The Canadian province of Ontario will hold municipal elections on Monday and several Portuguese descendants are expected to be elected.
Local elections have been very troublesome after the decision by Ontario’s new prime minister Doug Ford, already in the midst of an election campaign, to reduce Toronto’s constituencies from 47 to 25.
Ana Bailão, a councillor since 2009 and vice president since 2017 in Davenport (Ward 9), will seek re-election, focusing on areas such as affordable housing and traffic.
In Toronto, two other Portuguese descendants, Joey Carapinha, York South – Weston (Ward 5), returns to compete and Michael Barcelos, Spadina – Fort York, competes for the first time.
John Tory, current mayor of Toronto, seeks re-election and among several candidates, includes his former chief of municipal planning, Jennifer Keesmaat.
In one of the latest polls, conducted by Forum Research, released Oct. 9, Tory led the vote with 56 per cent, followed by Keesmaat with 29 per cent.
Traffic congestion seems to be one of the main concerns of voters, and a recent analysis by a British organization reveals that Toronto is one of the worst cities in North America to travel on a daily basis.
The Toronto Chamber of Commerce estimates that congestion has an impact of about six billion Canadian dollars (four billion euros).
The problem appears to be greater when the Ontario government expects the Toronto Area GTA to increase by 116,000 a year by 2041, raising the population to almost 9.7 million.
Currently, the city of Toronto has 2.7 million inhabitants (data for 2016) and 5.9 million in GTA.
In Brampton, where there are a city council and a regional cast, there are three Portuguese descendants who look for a place in the cast of the autarchy.

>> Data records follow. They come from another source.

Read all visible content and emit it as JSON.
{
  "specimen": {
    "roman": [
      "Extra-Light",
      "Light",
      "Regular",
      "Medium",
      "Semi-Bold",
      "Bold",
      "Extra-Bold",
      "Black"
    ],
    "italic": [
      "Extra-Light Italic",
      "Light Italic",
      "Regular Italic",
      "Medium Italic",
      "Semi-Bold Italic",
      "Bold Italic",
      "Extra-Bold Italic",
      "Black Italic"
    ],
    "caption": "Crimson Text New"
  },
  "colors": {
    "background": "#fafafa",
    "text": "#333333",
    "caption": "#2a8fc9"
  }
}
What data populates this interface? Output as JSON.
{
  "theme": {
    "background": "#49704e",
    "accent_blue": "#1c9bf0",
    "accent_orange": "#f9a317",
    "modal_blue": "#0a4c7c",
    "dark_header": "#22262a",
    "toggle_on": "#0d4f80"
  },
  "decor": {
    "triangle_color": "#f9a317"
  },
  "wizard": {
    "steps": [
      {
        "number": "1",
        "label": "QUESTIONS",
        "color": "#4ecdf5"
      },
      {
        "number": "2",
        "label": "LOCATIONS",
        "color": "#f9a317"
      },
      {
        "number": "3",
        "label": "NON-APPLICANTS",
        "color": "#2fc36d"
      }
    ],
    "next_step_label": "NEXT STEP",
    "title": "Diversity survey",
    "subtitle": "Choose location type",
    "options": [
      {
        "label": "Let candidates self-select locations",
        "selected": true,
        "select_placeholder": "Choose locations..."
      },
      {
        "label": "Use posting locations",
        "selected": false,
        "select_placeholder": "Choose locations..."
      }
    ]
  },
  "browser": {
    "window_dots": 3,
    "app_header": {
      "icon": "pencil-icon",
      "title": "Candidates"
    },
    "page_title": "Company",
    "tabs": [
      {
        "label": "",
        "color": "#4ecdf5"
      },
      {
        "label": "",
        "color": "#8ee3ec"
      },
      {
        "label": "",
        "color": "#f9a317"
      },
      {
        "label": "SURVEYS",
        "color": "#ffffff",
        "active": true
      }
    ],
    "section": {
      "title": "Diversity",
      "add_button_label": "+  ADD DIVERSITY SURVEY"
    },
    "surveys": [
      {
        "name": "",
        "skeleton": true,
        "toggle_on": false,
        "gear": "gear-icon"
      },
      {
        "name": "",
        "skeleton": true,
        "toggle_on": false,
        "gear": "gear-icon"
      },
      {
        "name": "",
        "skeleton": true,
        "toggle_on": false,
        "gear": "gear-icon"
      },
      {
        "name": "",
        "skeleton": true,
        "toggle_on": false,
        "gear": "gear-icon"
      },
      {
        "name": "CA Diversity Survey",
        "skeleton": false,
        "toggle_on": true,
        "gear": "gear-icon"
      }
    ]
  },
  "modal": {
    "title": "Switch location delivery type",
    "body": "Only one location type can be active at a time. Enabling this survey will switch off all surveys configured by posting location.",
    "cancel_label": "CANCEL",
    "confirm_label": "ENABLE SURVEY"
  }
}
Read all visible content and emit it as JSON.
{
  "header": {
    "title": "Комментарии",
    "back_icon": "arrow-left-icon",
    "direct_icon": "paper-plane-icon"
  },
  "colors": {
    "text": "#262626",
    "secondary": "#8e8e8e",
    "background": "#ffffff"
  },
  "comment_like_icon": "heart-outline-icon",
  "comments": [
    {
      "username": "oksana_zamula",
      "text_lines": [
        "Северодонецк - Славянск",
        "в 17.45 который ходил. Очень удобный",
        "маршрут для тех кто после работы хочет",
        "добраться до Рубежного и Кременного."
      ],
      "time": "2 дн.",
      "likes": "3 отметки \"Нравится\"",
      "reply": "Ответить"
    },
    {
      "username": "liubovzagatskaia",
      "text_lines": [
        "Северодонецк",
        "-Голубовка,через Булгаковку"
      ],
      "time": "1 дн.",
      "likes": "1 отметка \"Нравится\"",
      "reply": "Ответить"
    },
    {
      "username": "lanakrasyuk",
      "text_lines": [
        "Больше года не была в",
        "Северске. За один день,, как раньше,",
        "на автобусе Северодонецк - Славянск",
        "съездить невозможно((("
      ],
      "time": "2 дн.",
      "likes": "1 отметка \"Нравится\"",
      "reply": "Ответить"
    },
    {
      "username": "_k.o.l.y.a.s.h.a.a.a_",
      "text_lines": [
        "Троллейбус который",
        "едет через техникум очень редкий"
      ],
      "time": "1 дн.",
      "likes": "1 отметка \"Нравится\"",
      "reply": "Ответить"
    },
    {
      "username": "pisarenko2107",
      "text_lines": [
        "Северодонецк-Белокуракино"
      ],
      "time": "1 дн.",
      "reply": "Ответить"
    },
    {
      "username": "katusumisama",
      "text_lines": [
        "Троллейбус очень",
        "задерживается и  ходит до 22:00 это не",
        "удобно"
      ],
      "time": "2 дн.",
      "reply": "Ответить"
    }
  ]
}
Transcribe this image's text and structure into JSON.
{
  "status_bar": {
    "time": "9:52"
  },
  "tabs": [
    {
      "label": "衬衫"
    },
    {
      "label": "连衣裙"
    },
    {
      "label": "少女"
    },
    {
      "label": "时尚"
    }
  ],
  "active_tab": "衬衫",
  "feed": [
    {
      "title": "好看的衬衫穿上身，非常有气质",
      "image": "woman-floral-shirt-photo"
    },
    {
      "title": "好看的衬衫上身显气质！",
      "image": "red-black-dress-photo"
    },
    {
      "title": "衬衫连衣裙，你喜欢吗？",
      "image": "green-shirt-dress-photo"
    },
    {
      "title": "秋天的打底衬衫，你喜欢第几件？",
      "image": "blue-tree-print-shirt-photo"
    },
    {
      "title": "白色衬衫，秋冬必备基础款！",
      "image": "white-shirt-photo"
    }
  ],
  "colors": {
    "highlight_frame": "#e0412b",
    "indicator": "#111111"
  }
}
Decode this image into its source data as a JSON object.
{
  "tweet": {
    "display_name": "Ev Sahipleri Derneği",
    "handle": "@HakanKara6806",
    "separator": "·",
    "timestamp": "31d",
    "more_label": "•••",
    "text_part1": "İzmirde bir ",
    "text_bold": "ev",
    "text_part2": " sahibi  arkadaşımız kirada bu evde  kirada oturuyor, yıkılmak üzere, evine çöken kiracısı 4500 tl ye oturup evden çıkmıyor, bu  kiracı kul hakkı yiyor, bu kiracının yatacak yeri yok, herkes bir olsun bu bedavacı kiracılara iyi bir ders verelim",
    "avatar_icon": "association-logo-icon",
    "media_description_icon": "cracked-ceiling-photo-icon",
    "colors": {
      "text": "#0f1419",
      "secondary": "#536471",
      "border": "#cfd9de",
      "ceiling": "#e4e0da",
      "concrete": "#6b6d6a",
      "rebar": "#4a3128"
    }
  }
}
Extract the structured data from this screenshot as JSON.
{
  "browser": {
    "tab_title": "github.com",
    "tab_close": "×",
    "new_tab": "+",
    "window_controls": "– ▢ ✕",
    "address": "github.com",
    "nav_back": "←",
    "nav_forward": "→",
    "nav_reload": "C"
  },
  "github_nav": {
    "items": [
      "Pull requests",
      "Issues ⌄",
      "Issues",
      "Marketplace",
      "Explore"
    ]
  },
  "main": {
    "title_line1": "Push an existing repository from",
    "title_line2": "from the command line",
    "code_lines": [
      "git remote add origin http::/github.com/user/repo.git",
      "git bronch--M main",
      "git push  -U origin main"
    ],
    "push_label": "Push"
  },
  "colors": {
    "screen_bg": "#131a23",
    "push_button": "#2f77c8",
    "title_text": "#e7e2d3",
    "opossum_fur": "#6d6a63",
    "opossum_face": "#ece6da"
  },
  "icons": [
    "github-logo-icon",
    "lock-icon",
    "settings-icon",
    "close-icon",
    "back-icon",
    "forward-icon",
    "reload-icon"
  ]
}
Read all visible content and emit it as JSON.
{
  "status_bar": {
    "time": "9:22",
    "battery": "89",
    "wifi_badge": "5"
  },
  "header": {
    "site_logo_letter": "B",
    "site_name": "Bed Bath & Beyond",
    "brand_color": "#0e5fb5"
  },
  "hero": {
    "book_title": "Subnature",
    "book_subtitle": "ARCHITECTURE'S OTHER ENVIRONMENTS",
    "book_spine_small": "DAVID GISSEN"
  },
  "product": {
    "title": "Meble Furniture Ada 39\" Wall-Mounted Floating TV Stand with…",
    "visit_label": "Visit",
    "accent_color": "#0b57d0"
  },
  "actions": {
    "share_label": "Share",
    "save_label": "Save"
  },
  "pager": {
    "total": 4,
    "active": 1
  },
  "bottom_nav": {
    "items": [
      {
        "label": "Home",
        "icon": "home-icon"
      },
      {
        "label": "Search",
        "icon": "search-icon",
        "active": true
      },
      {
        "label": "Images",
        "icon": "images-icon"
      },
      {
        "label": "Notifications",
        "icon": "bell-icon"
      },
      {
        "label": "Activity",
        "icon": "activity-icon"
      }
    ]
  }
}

Elected in 2014, Martin Medeiros will try to re-elect him by the regional electoral circle 3 and 4. The Luso-Canadian in the last years has worked in the transparency and fiscal responsibility of the city council.
In electoral district 1 and 5, Paul Vicente (regional) returns to run in the elections, while Joe Pimentel competes for the same constituency, but for the municipality.
The city of Brampton, with about 600,000 inhabitants, is one of the youngest and most diverse cities in Canada and faces major challenges such as the construction of a surface metro (LRT) and will receive a pole from Ryerson University, which should start operating in September 2022.
In the run for mayor, Linda Jeffrey is led by former Ontario Conservative leader Patrick Brown.
In a poll released this Saturday by Mainstreet Research Brown has a slight advantage of 43.9% compared to 39.9% Jeffrey.
Farther south in Cambridge, city councilman Frank Monteiro is seeking re-election, and in the small town of Kingsville, Nelson Mayor also tries to hold office.
In local councils Monday, residents of Ontario, in addition to choosing mayors and city councillors for the next four years, will also elect school counsellors in various constituencies.